For more information respecting this database or to report misuse contact: Allbiss Lawdata Ltd., 303-470 Hensall Circle, Mississauga, Ontario, Canada, L5A 3V4. The author and the participants make no representation or warranty  whatsoever as to the authenticity and reliability of the information contained herein. Advertisement. The participants do not practice in association. WARNING: All information contained herein is provided by students of the law for the purpose of discussion and peer review only and should not be construed as formal legal advice. The authors disclaim any and all liability resulting from reliance upon such information. You are strongly encouraged to seek professional legal advice before relying upon any of the information contained herein. Legal advice should be sought directly from a properly retained lawyer or attorney.

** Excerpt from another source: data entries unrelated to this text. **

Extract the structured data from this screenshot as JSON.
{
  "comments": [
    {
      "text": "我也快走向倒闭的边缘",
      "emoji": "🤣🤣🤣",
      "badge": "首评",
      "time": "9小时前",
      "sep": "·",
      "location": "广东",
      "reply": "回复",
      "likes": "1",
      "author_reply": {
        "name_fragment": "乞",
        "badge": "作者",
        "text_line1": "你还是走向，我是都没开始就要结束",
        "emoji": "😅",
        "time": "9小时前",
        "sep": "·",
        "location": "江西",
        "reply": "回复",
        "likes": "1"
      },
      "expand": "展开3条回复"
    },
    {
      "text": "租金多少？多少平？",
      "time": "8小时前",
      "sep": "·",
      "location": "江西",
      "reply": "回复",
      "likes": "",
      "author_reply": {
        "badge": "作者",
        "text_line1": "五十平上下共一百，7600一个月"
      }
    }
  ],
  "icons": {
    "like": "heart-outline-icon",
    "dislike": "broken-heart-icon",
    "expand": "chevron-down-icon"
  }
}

Intoxilyzer®  is a registered trademark of CMI, Inc. The Intoxilyzer® 5000C is an "approved instrument" in Canada.
Breathalyzer® is a registered trademark of Draeger Safety, Inc., Breathalyzer Division. The owner of the trademark is Robert F. Borkenstein and Draeger Safety, Inc. has leased the exclusive rights of use from him. The Breathalyzer® 900 and Breathalyzer® 900A are "approved instruments" in Canada.
Alcotest® is a registered trademark of Draeger Safety, Inc. The Alcotest® 7410 GLC is an "approved screening device" in Canada.
Datamaster®  is a registered trademark of National Patent Analytical Systems, Inc.  The BAC Datamaster® C  is an "approved instrument" in Canada.

 

Warning: This is NOT a government web site. The information provided herein has NOT been provided by a government. This information has been provided by a lawyer or attorney or student, for the purpose of providing basic information about the laws and regulations enacted by a government and the government offices that apply laws and regulations, and for the purpose of encouraging discussion and facilitating proper legal challenges related to the application of laws and regulations made by government. Citizens always have the right to challenge government. Citizens need independent information not provided by government about government offices, phone numbers, locations, and their services or lack thereof. Please note that the information provided may not be up to date. It is your responsibility to meet with a lawyer or attorney in person to get complete advice. Information provided by some government sites may also be sometimes out of date, sometimes incomplete, or sometimes focused on protection of government politicians, officers, policy initiatives, and interests. It is essential that you retain and instruct an independent lawyer or attorney to represent YOUR interests and inform you accordingly.